Sometimes when the ship comes back to our homeport, we get to see each other. We get to come home for a few hours, sleep, get up at 0600, and go back to work. We would never miss a chance to be together, but it is an emotional rollercoaster. The time is too short, we know the other has to leave but don't want to believe it, and again, we don't know when we will see each other next. This last time I picked up my man, I finally realized what it feels like for me. He feels like a ghost. Here, then gone, like he was never there in the first place.
The short of it is that when Grant and I kiss each other goodbye, we don't know for how long.
Cheers, and here are some pictures for you :)
Grant's home for the next three months. At least he got rid of his roommate (me)!

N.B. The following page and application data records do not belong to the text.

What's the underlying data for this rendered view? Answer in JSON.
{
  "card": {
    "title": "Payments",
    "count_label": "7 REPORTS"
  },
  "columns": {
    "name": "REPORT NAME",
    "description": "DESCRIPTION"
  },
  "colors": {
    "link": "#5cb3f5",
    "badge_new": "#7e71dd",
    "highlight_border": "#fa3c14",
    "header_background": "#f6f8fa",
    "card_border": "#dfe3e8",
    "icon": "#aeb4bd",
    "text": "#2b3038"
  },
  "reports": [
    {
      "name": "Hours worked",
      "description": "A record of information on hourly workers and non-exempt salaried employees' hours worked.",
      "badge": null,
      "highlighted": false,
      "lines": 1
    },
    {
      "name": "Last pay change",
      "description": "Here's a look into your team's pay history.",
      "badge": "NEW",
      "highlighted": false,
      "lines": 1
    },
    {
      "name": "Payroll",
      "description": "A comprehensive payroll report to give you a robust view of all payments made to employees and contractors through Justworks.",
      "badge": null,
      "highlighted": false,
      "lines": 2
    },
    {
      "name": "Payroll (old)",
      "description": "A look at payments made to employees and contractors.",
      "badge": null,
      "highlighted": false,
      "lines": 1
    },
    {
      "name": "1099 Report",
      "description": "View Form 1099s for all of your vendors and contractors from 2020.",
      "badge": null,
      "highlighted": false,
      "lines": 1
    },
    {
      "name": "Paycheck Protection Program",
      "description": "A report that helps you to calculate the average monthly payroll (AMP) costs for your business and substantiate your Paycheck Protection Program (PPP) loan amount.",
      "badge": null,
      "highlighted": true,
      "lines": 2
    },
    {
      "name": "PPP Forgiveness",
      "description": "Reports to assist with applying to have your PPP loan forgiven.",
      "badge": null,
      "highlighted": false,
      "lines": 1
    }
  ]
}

His ship. (Through the magic of Iphoto, I have erased the name of the ship and company logo from the bow)
The bustling Port of Tacoma. To the untrained eye, this looks like a bewildering array of industry. But if you look close (click to enlarge) you start to see that there are two bulk carriers at anchor awaiting their berths, a loaded barge at anchor, numerous sailboats and private yachts, four container ship terminals, a log and pulp terminal, bulk liquid cargo storage, a tugboat, and a railroad to carry the cargo out to the hinterland. This is a major part of what the global economy looks like.
A closer look. I'll buy a pabst for whoever tells me first, in the comments section, how many ships and where they are in this picture.